In a move that is either a sly marketing strategy, or penance for years of countless on-stage, diva-like bailouts, Guns N' Roses (well, really Axl Rose) has debuted the 14-year in the making album, Chinese Democracy a few days before its Best-Buy exclusive November 23 release date, fully streaming it on the band's MySpace page.
So head on over there and give it a listen. The reviews have overall been, while not terrible, lukewarm. I suppose it's only natural that expectations will kill you when you wait 17 years for a follow-up album and spend 14 of those years hyping said project.
What's fascinating here, is the way that Chinese Democracy has been marketed. While fans are certainly not expecting "Appetite 2," it's reasonable to assume that its release would be a big deal. It may be a tribute to the fact that the record company felt that it was not profitable to sell this album as a physical copy in ALL stores that truly cements the beginning of the end of an era where people go to the store to buy some physical form of music.

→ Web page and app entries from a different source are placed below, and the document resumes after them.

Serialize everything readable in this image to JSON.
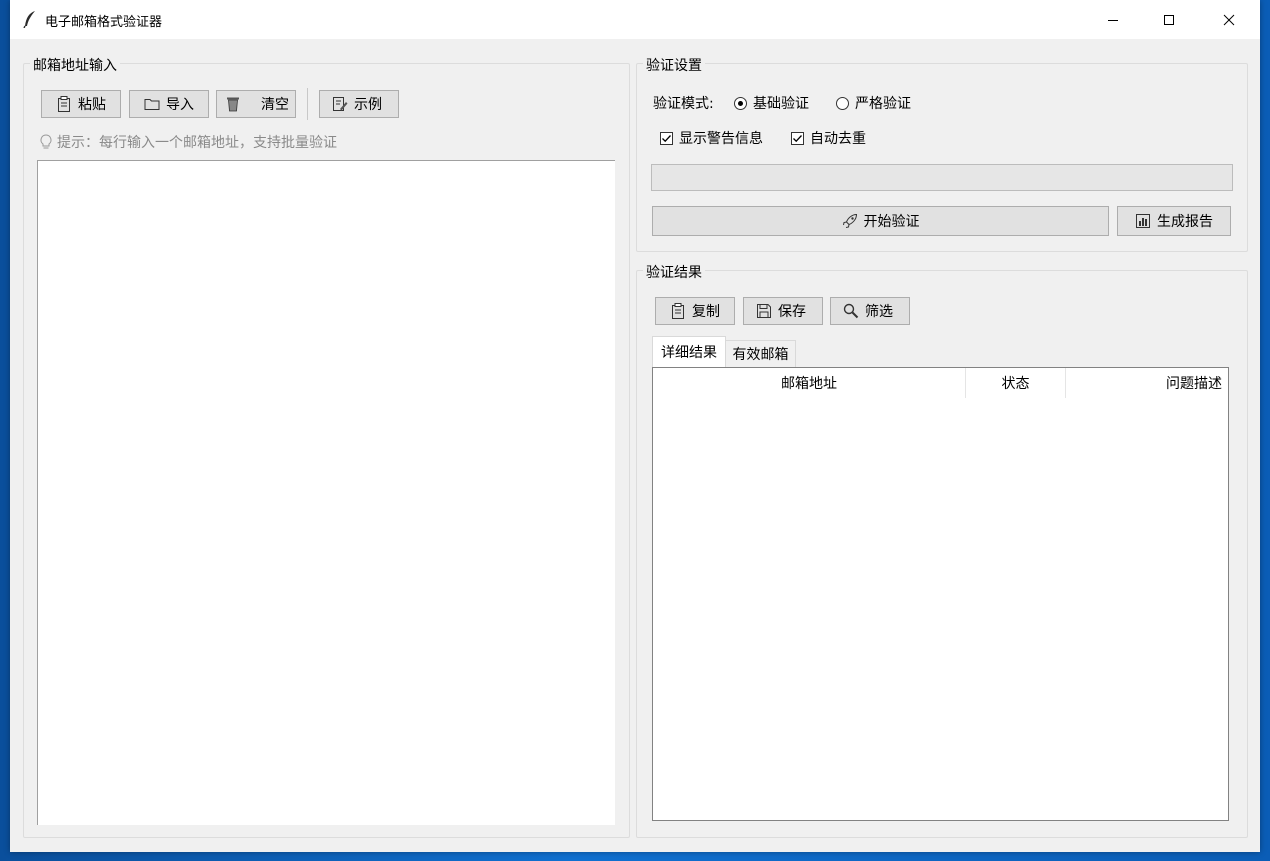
{
  "window": {
    "title": "电子邮箱格式验证器",
    "minimize_icon": "minimize-icon",
    "maximize_icon": "maximize-icon",
    "close_icon": "close-icon"
  },
  "input_panel": {
    "legend": "邮箱地址输入",
    "toolbar": [
      {
        "label": "粘贴",
        "icon": "clipboard-icon"
      },
      {
        "label": "导入",
        "icon": "folder-icon"
      },
      {
        "label": "清空",
        "icon": "trash-icon"
      },
      {
        "label": "示例",
        "icon": "edit-document-icon"
      }
    ],
    "hint": "提示：每行输入一个邮箱地址，支持批量验证",
    "hint_icon": "lightbulb-icon",
    "text_value": ""
  },
  "settings_panel": {
    "legend": "验证设置",
    "mode_label": "验证模式:",
    "modes": [
      {
        "label": "基础验证",
        "selected": true
      },
      {
        "label": "严格验证",
        "selected": false
      }
    ],
    "options": [
      {
        "label": "显示警告信息",
        "checked": true
      },
      {
        "label": "自动去重",
        "checked": true
      }
    ],
    "progress": 0,
    "start_button": {
      "label": "开始验证",
      "icon": "rocket-icon"
    },
    "report_button": {
      "label": "生成报告",
      "icon": "bar-chart-icon"
    }
  },
  "results_panel": {
    "legend": "验证结果",
    "toolbar": [
      {
        "label": "复制",
        "icon": "clipboard-icon"
      },
      {
        "label": "保存",
        "icon": "floppy-disk-icon"
      },
      {
        "label": "筛选",
        "icon": "search-icon"
      }
    ],
    "tabs": [
      {
        "label": "详细结果",
        "active": true
      },
      {
        "label": "有效邮箱",
        "active": false
      }
    ],
    "columns": [
      "邮箱地址",
      "状态",
      "问题描述"
    ],
    "rows": []
  },
  "colors": {
    "window_bg": "#f0f0f0",
    "titlebar_bg": "#ffffff",
    "button_bg": "#e1e1e1",
    "hint_text": "#8a8a8a"
  }
}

Its exclusive release with Best Buy almost seems like a rare bonus, or an exception to the norm (which would be purchasing the download of the album.)
With huge artists like Nine Inch Nails and Prince (just to name a few) experimenting with releasing albums exclusively online, the fact that you can't walk into your local Wal-Mart and buy a copy of the first new Guns N' Roses album in 17 years, is a huge statement to how the music industry is attempting to adapt to the changing world. If Chinese Democracy had hit just 10 years ago, it would have been hugely hyped on television, with aisle displays in every store across the country, and even huge online hype. Now, it seems we have the "grassroots" strategy of selling music in a time when purchasing it seems to have lost its directness.